• [PROBLEM DESCRIPTION]
Search the material for the string "this", then return every line where it is found.

........

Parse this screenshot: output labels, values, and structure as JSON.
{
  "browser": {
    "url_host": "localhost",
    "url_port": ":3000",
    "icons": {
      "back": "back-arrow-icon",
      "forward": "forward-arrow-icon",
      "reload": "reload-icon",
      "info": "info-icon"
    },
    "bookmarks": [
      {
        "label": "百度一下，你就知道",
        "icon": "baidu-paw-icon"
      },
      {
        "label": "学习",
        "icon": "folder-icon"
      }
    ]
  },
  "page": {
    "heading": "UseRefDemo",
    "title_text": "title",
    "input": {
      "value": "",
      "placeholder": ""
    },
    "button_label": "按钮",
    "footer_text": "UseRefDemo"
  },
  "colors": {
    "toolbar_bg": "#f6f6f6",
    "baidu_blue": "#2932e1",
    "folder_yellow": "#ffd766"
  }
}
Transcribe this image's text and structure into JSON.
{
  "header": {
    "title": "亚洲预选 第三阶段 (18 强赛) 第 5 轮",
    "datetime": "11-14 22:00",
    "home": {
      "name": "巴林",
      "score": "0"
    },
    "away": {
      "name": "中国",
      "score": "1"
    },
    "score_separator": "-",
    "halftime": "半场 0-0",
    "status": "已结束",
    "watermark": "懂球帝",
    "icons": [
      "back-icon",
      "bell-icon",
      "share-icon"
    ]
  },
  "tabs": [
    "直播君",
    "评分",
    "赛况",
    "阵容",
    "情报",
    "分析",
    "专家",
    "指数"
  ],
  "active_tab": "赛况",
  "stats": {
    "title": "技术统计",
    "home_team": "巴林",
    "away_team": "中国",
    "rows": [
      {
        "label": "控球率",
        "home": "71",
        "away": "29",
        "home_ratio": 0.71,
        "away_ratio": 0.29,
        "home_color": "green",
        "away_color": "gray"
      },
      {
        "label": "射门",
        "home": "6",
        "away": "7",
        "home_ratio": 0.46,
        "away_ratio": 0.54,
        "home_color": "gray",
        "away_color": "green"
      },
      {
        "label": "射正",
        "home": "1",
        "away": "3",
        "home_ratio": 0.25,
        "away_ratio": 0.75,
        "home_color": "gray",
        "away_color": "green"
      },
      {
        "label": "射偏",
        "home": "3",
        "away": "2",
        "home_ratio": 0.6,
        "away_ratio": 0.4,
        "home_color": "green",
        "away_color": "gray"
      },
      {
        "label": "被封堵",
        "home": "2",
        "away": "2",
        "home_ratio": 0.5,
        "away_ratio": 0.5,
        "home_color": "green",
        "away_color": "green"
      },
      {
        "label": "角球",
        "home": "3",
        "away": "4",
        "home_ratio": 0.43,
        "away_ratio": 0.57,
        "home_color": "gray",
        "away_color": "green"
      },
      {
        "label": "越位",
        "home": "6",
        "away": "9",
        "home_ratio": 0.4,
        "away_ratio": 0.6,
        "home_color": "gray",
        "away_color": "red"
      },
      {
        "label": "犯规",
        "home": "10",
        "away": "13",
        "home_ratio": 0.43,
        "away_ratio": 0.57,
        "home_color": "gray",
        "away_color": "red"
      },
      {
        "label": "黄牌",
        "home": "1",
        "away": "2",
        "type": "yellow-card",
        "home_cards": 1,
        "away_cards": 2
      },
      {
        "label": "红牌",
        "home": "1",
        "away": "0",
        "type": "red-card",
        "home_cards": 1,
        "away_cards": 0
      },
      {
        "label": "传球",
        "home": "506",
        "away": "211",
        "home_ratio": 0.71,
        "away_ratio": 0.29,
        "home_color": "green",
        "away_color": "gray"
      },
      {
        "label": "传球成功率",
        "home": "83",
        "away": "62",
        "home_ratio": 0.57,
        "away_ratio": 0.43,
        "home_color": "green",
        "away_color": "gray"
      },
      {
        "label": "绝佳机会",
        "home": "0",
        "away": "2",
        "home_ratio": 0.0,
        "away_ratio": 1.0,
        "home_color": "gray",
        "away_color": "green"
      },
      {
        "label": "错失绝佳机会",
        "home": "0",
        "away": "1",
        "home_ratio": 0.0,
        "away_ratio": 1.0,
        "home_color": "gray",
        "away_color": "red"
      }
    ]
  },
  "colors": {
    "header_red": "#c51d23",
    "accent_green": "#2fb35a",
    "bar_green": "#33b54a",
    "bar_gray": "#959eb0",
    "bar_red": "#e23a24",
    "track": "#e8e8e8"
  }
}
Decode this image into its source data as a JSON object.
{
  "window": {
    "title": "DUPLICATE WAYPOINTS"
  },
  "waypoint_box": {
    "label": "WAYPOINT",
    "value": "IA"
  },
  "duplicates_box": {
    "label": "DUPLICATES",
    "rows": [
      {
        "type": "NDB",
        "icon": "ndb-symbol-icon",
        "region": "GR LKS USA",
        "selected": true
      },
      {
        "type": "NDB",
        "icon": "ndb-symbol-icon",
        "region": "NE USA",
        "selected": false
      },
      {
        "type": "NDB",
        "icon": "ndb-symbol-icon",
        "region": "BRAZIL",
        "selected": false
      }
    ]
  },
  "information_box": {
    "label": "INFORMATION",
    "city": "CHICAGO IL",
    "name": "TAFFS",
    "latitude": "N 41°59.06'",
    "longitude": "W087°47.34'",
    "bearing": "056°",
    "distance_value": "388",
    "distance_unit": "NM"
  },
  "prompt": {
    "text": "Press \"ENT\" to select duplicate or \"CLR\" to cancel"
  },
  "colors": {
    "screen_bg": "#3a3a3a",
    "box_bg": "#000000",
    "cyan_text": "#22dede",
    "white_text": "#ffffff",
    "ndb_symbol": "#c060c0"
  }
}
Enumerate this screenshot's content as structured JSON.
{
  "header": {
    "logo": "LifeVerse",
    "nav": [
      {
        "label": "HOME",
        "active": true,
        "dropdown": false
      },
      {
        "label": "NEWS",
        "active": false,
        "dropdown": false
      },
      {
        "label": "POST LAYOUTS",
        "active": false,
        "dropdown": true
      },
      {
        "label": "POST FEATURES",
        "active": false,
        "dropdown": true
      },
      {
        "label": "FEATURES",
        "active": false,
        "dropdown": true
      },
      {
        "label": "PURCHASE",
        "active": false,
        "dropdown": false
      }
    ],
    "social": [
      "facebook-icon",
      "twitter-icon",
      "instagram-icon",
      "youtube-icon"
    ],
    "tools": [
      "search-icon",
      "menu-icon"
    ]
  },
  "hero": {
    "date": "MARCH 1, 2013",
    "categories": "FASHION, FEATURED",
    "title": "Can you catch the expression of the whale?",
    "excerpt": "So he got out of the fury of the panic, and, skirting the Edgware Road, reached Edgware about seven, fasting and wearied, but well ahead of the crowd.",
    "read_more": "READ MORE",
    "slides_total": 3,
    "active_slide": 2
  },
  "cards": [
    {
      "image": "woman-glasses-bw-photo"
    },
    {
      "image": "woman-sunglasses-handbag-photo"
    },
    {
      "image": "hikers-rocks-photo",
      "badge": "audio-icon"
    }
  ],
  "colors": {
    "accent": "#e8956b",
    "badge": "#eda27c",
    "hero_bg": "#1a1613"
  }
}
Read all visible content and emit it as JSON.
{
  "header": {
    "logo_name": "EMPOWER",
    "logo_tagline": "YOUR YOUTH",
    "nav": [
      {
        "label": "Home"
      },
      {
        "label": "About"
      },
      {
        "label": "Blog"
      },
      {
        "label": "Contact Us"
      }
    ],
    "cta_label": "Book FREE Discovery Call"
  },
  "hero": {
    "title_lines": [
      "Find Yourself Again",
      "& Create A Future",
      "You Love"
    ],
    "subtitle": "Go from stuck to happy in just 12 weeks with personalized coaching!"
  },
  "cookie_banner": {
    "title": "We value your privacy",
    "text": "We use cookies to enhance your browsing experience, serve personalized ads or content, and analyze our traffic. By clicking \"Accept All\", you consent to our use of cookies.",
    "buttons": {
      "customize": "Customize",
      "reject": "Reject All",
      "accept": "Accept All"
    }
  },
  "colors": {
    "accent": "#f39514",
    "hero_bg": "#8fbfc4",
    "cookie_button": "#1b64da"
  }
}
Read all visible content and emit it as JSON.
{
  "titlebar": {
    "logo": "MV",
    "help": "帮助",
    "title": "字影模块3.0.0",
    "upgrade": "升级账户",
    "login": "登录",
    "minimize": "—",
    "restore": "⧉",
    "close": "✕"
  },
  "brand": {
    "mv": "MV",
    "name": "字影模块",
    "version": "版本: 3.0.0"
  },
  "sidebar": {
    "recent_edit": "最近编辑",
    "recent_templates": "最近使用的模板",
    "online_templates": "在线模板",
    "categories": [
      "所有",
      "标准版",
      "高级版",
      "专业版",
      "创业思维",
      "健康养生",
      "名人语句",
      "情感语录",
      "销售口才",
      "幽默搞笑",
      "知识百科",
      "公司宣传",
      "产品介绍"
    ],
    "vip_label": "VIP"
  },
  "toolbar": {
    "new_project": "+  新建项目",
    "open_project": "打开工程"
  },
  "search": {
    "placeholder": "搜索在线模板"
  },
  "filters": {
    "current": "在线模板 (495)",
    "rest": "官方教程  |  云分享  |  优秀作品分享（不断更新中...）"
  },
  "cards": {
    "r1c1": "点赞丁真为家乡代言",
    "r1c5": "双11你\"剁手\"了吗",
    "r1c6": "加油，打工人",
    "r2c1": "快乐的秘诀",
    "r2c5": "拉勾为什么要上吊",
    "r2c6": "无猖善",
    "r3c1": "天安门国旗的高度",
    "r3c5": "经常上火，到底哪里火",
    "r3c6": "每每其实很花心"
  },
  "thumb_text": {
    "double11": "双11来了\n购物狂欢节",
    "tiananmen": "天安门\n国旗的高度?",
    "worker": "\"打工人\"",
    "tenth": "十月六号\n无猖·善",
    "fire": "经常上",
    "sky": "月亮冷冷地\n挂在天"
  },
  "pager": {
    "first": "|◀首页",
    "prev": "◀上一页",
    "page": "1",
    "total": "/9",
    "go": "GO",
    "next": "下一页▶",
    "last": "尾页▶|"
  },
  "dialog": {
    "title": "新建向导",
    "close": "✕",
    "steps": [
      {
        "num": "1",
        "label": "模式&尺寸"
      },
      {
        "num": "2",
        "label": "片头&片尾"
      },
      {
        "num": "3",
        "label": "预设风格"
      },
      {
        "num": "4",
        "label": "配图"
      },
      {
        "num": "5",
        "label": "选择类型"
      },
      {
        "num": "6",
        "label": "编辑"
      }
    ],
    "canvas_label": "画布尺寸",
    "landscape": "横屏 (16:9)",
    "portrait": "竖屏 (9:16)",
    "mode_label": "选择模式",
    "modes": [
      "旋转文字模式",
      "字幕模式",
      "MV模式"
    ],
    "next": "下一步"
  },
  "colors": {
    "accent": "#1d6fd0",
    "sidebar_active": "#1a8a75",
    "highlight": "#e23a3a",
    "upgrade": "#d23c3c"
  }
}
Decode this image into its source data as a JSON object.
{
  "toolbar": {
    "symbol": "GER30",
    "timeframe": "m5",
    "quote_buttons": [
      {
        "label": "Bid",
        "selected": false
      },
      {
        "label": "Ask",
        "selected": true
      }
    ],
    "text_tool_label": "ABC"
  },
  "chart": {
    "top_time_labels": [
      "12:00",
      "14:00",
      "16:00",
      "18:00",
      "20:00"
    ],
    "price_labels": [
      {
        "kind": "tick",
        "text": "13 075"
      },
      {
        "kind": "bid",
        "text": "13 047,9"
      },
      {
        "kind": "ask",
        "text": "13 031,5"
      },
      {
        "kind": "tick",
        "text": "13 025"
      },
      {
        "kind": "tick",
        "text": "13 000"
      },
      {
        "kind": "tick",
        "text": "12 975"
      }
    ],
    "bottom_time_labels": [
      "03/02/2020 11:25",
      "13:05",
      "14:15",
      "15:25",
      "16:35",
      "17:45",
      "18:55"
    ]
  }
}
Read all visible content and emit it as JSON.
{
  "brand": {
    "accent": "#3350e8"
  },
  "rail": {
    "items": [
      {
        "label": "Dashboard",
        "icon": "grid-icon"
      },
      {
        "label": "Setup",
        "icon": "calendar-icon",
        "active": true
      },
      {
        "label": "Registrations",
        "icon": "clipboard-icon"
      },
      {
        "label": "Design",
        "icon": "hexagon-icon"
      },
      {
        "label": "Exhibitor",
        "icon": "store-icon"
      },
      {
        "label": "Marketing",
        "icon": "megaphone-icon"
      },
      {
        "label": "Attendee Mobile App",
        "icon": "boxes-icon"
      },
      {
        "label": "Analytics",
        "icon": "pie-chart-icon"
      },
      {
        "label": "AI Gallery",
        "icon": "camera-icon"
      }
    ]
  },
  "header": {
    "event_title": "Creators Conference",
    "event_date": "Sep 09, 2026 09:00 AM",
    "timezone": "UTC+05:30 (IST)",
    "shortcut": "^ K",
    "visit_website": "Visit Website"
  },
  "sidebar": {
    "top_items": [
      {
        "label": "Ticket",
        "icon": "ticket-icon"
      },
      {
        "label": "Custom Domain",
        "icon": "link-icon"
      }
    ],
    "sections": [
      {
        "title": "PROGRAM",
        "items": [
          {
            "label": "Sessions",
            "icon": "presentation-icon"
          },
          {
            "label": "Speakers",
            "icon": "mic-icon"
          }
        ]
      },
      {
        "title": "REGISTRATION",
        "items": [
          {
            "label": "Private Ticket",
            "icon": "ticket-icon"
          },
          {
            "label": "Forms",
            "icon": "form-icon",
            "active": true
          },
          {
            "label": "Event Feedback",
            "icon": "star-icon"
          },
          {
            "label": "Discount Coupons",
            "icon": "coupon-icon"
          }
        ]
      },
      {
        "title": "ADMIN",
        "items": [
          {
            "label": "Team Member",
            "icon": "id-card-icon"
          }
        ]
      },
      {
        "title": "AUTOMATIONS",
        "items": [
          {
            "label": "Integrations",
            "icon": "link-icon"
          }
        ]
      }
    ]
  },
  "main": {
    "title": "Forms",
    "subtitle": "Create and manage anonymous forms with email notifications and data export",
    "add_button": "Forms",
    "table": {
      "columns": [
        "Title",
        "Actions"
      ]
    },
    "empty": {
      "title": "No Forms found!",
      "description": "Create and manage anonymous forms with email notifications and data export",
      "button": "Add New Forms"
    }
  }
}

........

• [EXERCISE RESPONSE]
Parse this screenshot: output labels, values, and structure as JSON.
Transcribe this image's text and structure into JSON.
Decode this image into its source data as a JSON object.
Enumerate this screenshot's content as structured JSON.
Decode this image into its source data as a JSON object.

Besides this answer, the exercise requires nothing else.